WHAT IS EXPECTED >> Only an exact, line-for-line copy of the data will serve as the answer.
►
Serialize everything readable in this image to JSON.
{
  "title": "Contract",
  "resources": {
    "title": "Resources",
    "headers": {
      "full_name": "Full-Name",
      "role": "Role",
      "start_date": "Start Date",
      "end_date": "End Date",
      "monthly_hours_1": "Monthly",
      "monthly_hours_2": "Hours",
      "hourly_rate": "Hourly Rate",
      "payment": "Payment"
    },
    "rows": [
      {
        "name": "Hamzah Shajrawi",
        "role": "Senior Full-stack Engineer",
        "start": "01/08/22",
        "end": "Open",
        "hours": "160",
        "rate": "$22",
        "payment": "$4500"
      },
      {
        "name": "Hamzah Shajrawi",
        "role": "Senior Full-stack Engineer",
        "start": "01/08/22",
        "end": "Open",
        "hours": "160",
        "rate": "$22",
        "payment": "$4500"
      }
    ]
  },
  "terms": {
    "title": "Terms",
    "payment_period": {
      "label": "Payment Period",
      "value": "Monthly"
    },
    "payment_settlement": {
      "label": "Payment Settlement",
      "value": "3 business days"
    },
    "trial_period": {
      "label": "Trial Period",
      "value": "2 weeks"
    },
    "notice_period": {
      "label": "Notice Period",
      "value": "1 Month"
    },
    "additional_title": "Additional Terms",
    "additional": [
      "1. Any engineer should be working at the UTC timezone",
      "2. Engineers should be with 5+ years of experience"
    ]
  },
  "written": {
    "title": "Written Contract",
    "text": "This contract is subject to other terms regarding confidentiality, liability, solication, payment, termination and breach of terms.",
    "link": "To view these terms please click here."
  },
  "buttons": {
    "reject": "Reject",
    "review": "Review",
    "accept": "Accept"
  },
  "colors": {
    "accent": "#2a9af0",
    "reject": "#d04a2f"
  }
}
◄
SOLVED PROBLEM >>
Serialize everything readable in this image to JSON.
{
  "title": "Contract",
  "resources": {
    "title": "Resources",
    "headers": {
      "full_name": "Full-Name",
      "role": "Role",
      "start_date": "Start Date",
      "end_date": "End Date",
      "monthly_hours_1": "Monthly",
      "monthly_hours_2": "Hours",
      "hourly_rate": "Hourly Rate",
      "payment": "Payment"
    },
    "rows": [
      {
        "name": "Hamzah Shajrawi",
        "role": "Senior Full-stack Engineer",
        "start": "01/08/22",
        "end": "Open",
        "hours": "160",
        "rate": "$22",
        "payment": "$4500"
      },
      {
        "name": "Hamzah Shajrawi",
        "role": "Senior Full-stack Engineer",
        "start": "01/08/22",
        "end": "Open",
        "hours": "160",
        "rate": "$22",
        "payment": "$4500"
      }
    ]
  },
  "terms": {
    "title": "Terms",
    "payment_period": {
      "label": "Payment Period",
      "value": "Monthly"
    },
    "payment_settlement": {
      "label": "Payment Settlement",
      "value": "3 business days"
    },
    "trial_period": {
      "label": "Trial Period",
      "value": "2 weeks"
    },
    "notice_period": {
      "label": "Notice Period",
      "value": "1 Month"
    },
    "additional_title": "Additional Terms",
    "additional": [
      "1. Any engineer should be working at the UTC timezone",
      "2. Engineers should be with 5+ years of experience"
    ]
  },
  "written": {
    "title": "Written Contract",
    "text": "This contract is subject to other terms regarding confidentiality, liability, solication, payment, termination and breach of terms.",
    "link": "To view these terms please click here."
  },
  "buttons": {
    "reject": "Reject",
    "review": "Review",
    "accept": "Accept"
  },
  "colors": {
    "accent": "#2a9af0",
    "reject": "#d04a2f"
  }
}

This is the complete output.